The current financial crisis in one of the EU's outposts, Cyprus, clearly exemplifies and demonstrates some undeniable negotiating truths.
Try to ensure that you get as close to the decision-maker(s) as
In the meantime, talks continue. Cyprus's finance minister is in Moscow to seek help from Russia. Michalis Sarris, Cyprus's finance minister said after talks with Russian finance minister Anton Siluanov, "there were no offers, nothing concrete," but he added, "we are happy with a good beginning."
Cypriot President Nicos Anastasiades is holding the emergency meeting of party leaders and the central bank governor in Nicosia to "examine alternative plans to address the situation that may arise following... the parliamentary vote", his office said. Mr Anastasiades, who was elected to the presidency on 24 February, will also hold a cabinet meeting and talks with the European Union, European Central Bank and International Monetary Fund (IMF). Bank mergers, a bond issue, and more Russian funding are possible other options.
The good news, from a negotiating perspective is that people are still talking and still looking for negotiated solutions.

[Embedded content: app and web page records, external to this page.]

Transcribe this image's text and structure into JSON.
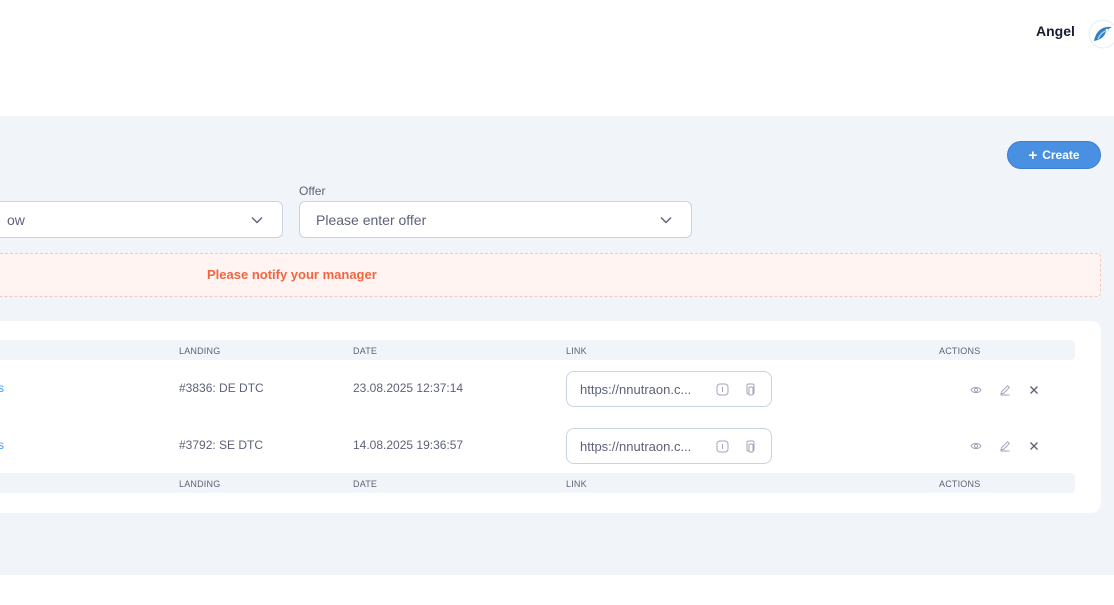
{
  "header": {
    "user_name": "Angel"
  },
  "toolbar": {
    "create_label": "Create"
  },
  "filters": {
    "first_select_value": "ow",
    "offer_label": "Offer",
    "offer_placeholder": "Please enter offer"
  },
  "alert": {
    "text": "Please notify your manager"
  },
  "table": {
    "columns": {
      "landing": "LANDING",
      "date": "DATE",
      "link": "LINK",
      "actions": "ACTIONS"
    },
    "rows": [
      {
        "id_fragment": "s",
        "landing": "#3836: DE DTC",
        "date": "23.08.2025 12:37:14",
        "link": "https://nnutraon.c..."
      },
      {
        "id_fragment": "s",
        "landing": "#3792: SE DTC",
        "date": "14.08.2025 19:36:57",
        "link": "https://nnutraon.c..."
      }
    ]
  },
  "icons": {
    "create": "plus-icon",
    "select": "chevron-down-icon",
    "link_info": "info-icon",
    "link_copy": "copy-icon",
    "view": "eye-icon",
    "edit": "pencil-icon",
    "delete": "close-icon"
  },
  "colors": {
    "accent": "#4a90e2",
    "alert_text": "#f1653f",
    "alert_bg": "#fff4f2",
    "page_bg": "#f1f5f9",
    "link": "#3e97ff"
  }
}
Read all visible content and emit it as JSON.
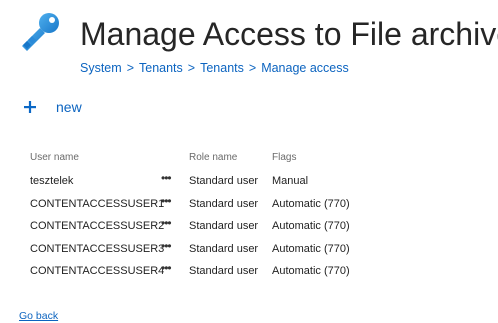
{
  "header": {
    "title": "Manage Access to File archive",
    "icon": "key-icon"
  },
  "breadcrumb": [
    "System",
    "Tenants",
    "Tenants",
    "Manage access"
  ],
  "breadcrumb_separator": ">",
  "toolbar": {
    "new_label": "new",
    "new_icon": "plus-icon"
  },
  "table": {
    "columns": {
      "user": "User name",
      "role": "Role name",
      "flags": "Flags"
    },
    "menu_glyph": "•••",
    "rows": [
      {
        "user": "tesztelek",
        "role": "Standard user",
        "flags": "Manual"
      },
      {
        "user": "CONTENTACCESSUSER1",
        "role": "Standard user",
        "flags": "Automatic (770)"
      },
      {
        "user": "CONTENTACCESSUSER2",
        "role": "Standard user",
        "flags": "Automatic (770)"
      },
      {
        "user": "CONTENTACCESSUSER3",
        "role": "Standard user",
        "flags": "Automatic (770)"
      },
      {
        "user": "CONTENTACCESSUSER4",
        "role": "Standard user",
        "flags": "Automatic (770)"
      }
    ]
  },
  "footer": {
    "go_back": "Go back"
  },
  "colors": {
    "accent": "#0c64c0",
    "icon_blue": "#1e88d6",
    "text": "#262626"
  }
}
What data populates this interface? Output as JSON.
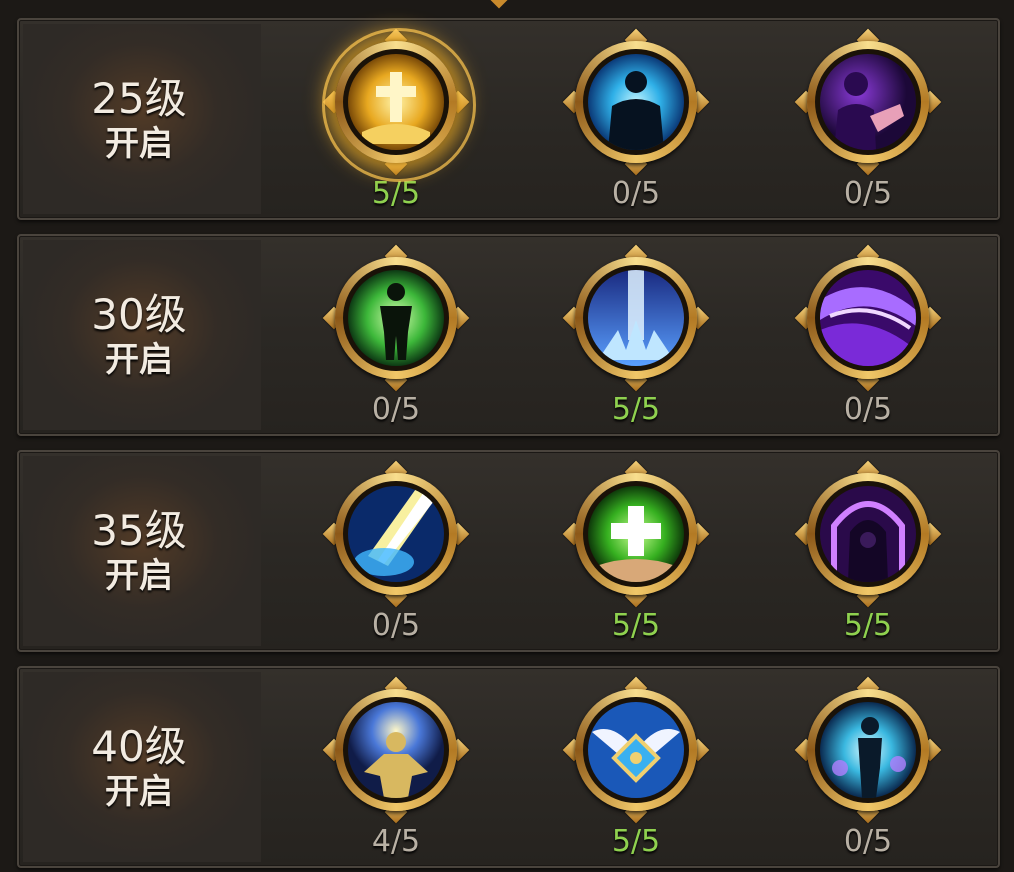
{
  "colors": {
    "maxed": "#8fd14f",
    "normal": "#b8b0a4",
    "frame_gold": "#f0c768"
  },
  "tiers": [
    {
      "level": "25级",
      "unlock": "开启",
      "skills": [
        {
          "icon": "golden-cross-icon",
          "count": "5/5",
          "maxed": true
        },
        {
          "icon": "shadow-figure-blue-icon",
          "count": "0/5",
          "maxed": false
        },
        {
          "icon": "purple-hand-icon",
          "count": "0/5",
          "maxed": false
        }
      ]
    },
    {
      "level": "30级",
      "unlock": "开启",
      "skills": [
        {
          "icon": "green-aura-figure-icon",
          "count": "0/5",
          "maxed": false
        },
        {
          "icon": "blue-light-burst-icon",
          "count": "5/5",
          "maxed": true
        },
        {
          "icon": "purple-swirl-icon",
          "count": "0/5",
          "maxed": false
        }
      ]
    },
    {
      "level": "35级",
      "unlock": "开启",
      "skills": [
        {
          "icon": "blue-comet-icon",
          "count": "0/5",
          "maxed": false
        },
        {
          "icon": "green-heal-cross-icon",
          "count": "5/5",
          "maxed": true
        },
        {
          "icon": "hooded-mage-icon",
          "count": "5/5",
          "maxed": true
        }
      ]
    },
    {
      "level": "40级",
      "unlock": "开启",
      "skills": [
        {
          "icon": "golden-warrior-icon",
          "count": "4/5",
          "maxed": false
        },
        {
          "icon": "winged-shield-icon",
          "count": "5/5",
          "maxed": true
        },
        {
          "icon": "blue-energy-figure-icon",
          "count": "0/5",
          "maxed": false
        }
      ]
    }
  ]
}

The bad news is that negotiating involves concessions which, in turn, involve costs. Who pays and how much - these would seem to be the burning questions! The alternative - no deal at all - does not bear thinking about.
About the author:
I come from a sales background, firstly selling brands like Del Monte, Campbell’s and Nabisco to the grocery trade, then working in the hotel business, selling and marketing top-end brands like Gleneagles Hotel and the St Andrews Old Course Hotel to an international market.